REQUIRED ACTION: Collect all lines below with the string "content".

Website and app data records
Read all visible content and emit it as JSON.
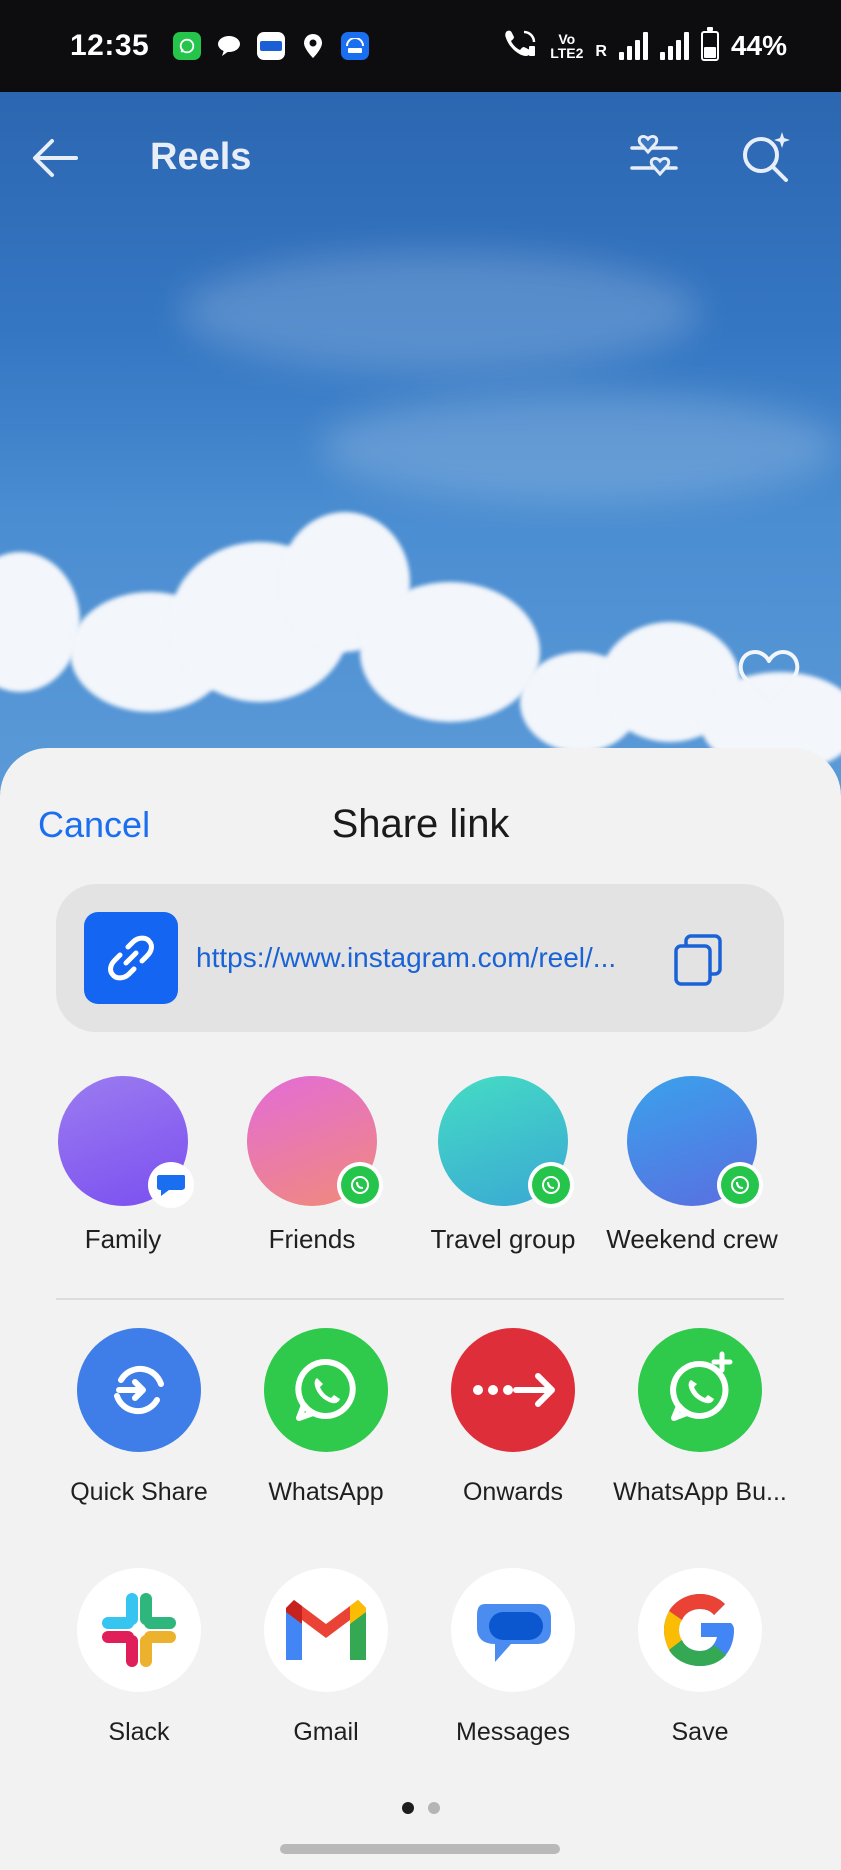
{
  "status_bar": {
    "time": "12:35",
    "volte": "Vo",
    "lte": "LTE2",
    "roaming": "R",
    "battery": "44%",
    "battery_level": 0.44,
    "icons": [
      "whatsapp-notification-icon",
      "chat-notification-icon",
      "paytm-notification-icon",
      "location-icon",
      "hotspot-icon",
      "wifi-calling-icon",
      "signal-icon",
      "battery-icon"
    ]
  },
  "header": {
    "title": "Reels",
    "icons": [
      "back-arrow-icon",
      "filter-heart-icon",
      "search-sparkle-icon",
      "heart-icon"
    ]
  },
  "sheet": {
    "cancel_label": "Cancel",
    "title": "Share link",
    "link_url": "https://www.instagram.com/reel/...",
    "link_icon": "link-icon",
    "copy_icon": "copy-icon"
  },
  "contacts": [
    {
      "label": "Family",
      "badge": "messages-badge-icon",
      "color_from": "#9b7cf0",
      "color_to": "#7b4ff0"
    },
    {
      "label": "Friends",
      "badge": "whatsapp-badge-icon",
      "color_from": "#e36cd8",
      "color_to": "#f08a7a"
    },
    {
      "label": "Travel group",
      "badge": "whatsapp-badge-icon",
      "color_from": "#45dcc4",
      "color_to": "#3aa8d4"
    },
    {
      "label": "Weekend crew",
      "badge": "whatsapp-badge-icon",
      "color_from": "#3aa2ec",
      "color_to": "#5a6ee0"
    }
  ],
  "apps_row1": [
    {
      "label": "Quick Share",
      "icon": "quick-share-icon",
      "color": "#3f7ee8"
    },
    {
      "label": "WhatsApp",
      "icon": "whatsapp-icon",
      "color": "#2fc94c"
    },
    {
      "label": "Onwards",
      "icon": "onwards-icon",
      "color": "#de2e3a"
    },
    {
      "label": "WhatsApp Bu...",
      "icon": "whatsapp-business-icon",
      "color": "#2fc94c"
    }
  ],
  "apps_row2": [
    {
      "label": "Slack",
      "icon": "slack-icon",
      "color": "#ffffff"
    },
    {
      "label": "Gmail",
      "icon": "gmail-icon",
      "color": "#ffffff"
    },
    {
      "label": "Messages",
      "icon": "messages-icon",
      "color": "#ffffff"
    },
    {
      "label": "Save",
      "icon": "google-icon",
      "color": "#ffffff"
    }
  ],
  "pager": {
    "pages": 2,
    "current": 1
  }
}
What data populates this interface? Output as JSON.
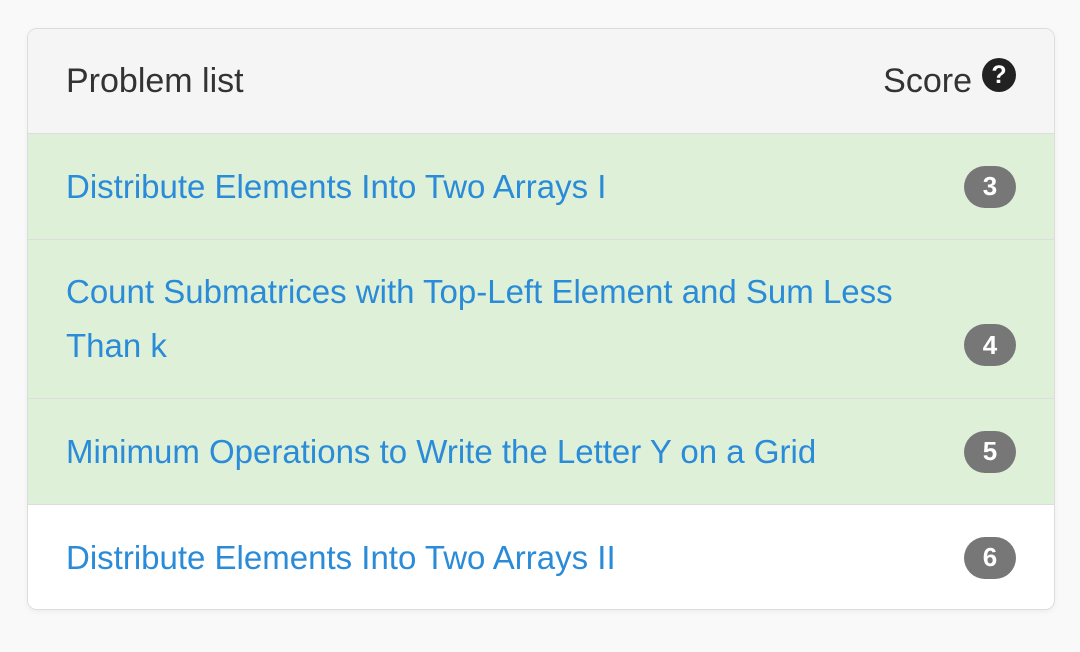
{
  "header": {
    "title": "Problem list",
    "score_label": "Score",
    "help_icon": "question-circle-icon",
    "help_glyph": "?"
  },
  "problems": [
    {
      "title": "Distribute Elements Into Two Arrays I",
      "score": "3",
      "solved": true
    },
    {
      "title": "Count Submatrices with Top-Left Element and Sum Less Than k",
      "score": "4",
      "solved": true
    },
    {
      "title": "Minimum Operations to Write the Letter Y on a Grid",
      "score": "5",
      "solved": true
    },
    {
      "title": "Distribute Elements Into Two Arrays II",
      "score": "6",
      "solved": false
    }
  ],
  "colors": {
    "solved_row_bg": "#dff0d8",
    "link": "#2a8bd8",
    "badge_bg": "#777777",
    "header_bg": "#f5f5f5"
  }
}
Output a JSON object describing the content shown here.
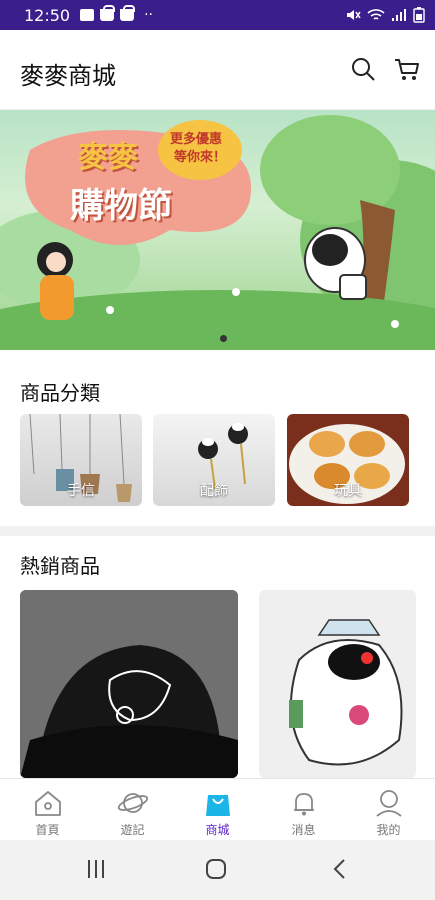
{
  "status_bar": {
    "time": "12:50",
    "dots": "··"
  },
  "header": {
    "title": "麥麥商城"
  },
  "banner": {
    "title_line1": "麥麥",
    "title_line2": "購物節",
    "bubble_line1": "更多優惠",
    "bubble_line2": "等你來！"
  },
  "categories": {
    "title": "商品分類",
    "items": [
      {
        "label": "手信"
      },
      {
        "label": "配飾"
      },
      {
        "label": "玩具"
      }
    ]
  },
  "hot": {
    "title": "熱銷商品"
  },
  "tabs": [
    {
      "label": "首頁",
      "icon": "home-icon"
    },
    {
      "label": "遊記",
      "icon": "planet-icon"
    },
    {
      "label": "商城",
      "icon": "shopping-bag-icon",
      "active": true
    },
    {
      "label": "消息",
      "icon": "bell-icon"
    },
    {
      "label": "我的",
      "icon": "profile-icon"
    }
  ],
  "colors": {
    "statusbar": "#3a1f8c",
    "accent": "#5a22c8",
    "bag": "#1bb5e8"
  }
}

RESPONSE TO THE EXERCISE:
Read all visible content and emit it as JSON.
Output a JSON object describing the content shown here.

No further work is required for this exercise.